BARBARA C. ALLEN:
Yet your dad danced. ETHELENE McCABE ALLEN: He didn't see any problem with it. He didn't see any problem with that.
BARBARA C. ALLEN:
What kind of person do you think they hoped you would grow up to be? ETHELENE McCABE ALLEN: I don't know.
BARBARA C. ALLEN:
They didn't talk to you - ETHELENE McCABE ALLEN: They – I think mama expected me to get married and have children, just like she did. That was success – to get married and have children and a family. She always wanted nice things, like a nice bedroom suite, a nice living room suite, pretty dishes, and she didn't have all those things when she was growing up, when she, well she didn't have anything much when she was growing up. They might have had it in her home before they split up and all. I don't know. I really don't know about that. She went places where they had nice things and she wanted nice things. She wanted us to be able to have nice things. But she valued nice things probably because she felt deprived and didn't have them.

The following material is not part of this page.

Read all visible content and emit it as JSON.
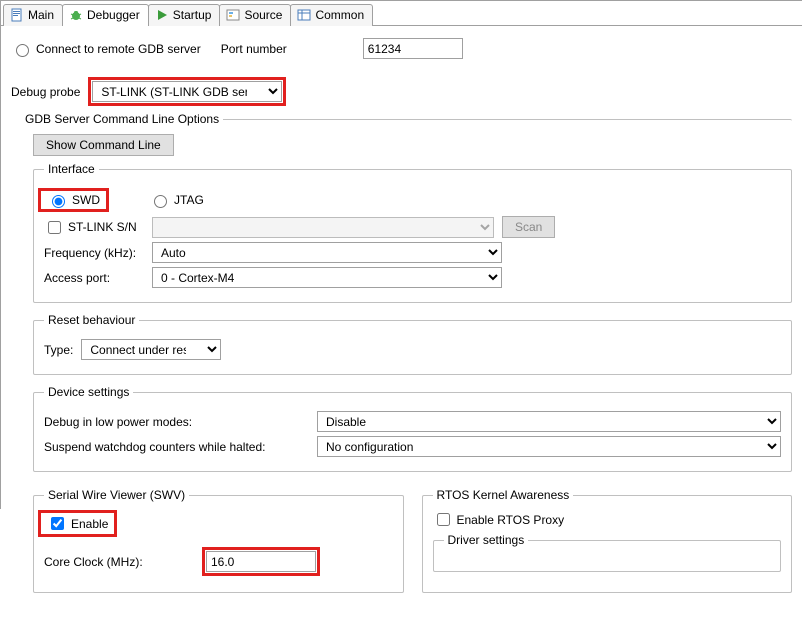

BARBARA C. ALLEN:
Which one of them was stricter with you? [very long pause] ETHELENE McCABE ALLEN: I don't know, probably daddy, but both of them had their certain standards that you had to adhere to. You didn't violate them.
BARBARA C. ALLEN:
Did they hold anybody up as a positive example to you? ETHELENE McCABE ALLEN: Not that I recall.
BARBARA C. ALLEN:
How about a negative example? ETHELENE McCABE ALLEN: Well, they would – you would hear them discussing what some neighbor had done sometimes and it was a no-no thing. Something people shouldn't do, so you got the idea of what you shouldn't – what kind of behavior was not acceptable.